A healthy marriage involves admiration, commitment, and friendship. When a marriage or partnership is in a good state, both people are in tune with their dialogues, feelings, and goals. What happens when a once-in-love couple becomes distant or abusive?
Leaving my marriage was one of the hardest decisions I had ever made because of my fear of the future. There is so much uncertainty for myself and my children. Although I was in so much pain for years, I still couldn’t find the courage to leave.
It is hard leaving a bad marriage. However, the reason you are considering leaving is that you are unhappy. If leaving the marriage is constantly running through your head, you are seeking a change at this point!
The process was painful, but it gave me a chance to start over—a free me!
Are You Best Friends?
Is “BFF” is no longer feeling like forever? Your best friend is causing stress, nervousness, and anxiety. You feel drained and mentally exhausted being around a particular group of friends. Instead of lifting you up, this relationship makes you doubt yourself, making you feel lonely and isolated.
Toxic friendships can include gossiping, not respecting your boundaries, leaving you unsettled after spending time together, everything is about them, or even putting you down. Women’s Health talks about the 15 warning signs of a toxic friendship.
Toxic Work Environment
Many people have encountered toxicity in their workplaces, but most haven’t always been able to identify it from the get-go. Many of us didn’t even realize it at the time. Some may even conclude that they were the problem.
When you are in a toxic workplace, it often makes you feel that you are not enough and your efforts are not being acknowledged. The article, 5 biggest signs of a toxic work environment, teaches how to recognize toxic workplaces.
Decluttering Your Physical Space
“Start by discarding. Then organize your space thoroughly, completely, in one go.”—Mari Kondo.
Moving to Spain felt like taking a giant leap of faith. It wasn’t easy! However, it allowed me to re-organize personal belongings to save time and money for an international relocation.
During my separation period, I moved out of the shared apartment rather than passively waiting for the other half to take action. This action has allowed me to recreate a space where I can surround myself with the things I love (and want to see). Emotionally, I’ve moved away from the extreme tension embedded in my daily life.

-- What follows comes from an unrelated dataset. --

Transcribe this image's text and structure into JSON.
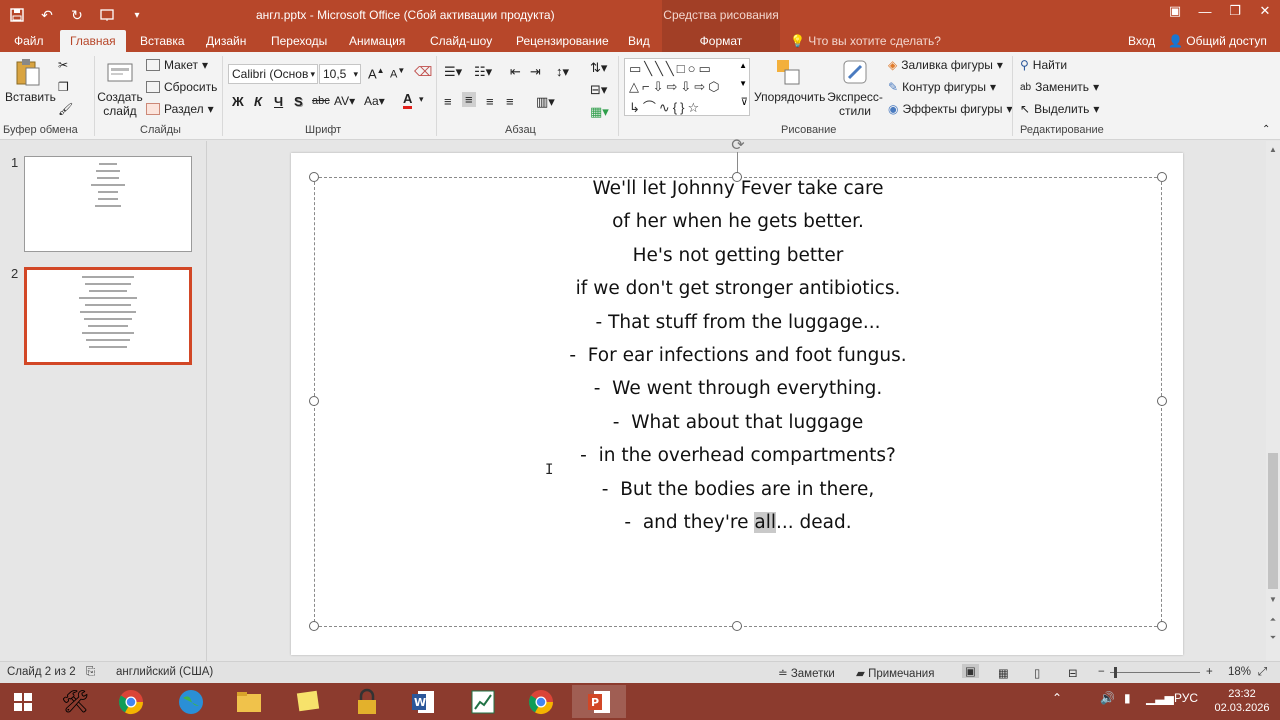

Simplify Your Kitchen; Make Healthier Choices
Clutter causes stress, anxiety, and a sense of overwhelmingness. In a research study from Cornell University’s Food and Brand Lab, 101 female students participated in either a clean, organized kitchen or a chaotic, messy one with an all-you-can-eat snack supply throughout the experiment. The researchers found that women in a messy kitchen are more likely to be out of control, and consume 44% more snacks than people who live in a cleaner environment.
It’s proven that a chaotic environment can create a vulnerability to making unhealthy food choices. When pangs of hunger and tiredness arrive, your willpower is low, and your stress level may increase. Consequently, your brain will likely seek something more accessible; you might want to reach out for the bag of potato chips that is visibly sitting on the counter. It is much easier to control the kitchen environment than to control the craving. Keeping your kitchen organized can help you to make healthier food choices.
Mindful eating is a process of making healthier food choices and eating the right way without a wandering mind. The brain takes up 50% of what we eat! Listen to your body: Eat right, eat enough, and eat regularly!
Explore mindful living
The Wellness Journey explores holistic wellness: body, mind, and spirit. To look within means that you’re willing to embrace both the best and worst aspects of yourself by accepting who you truly are in this life. Mindfulness is not a destination. It will always be a journey.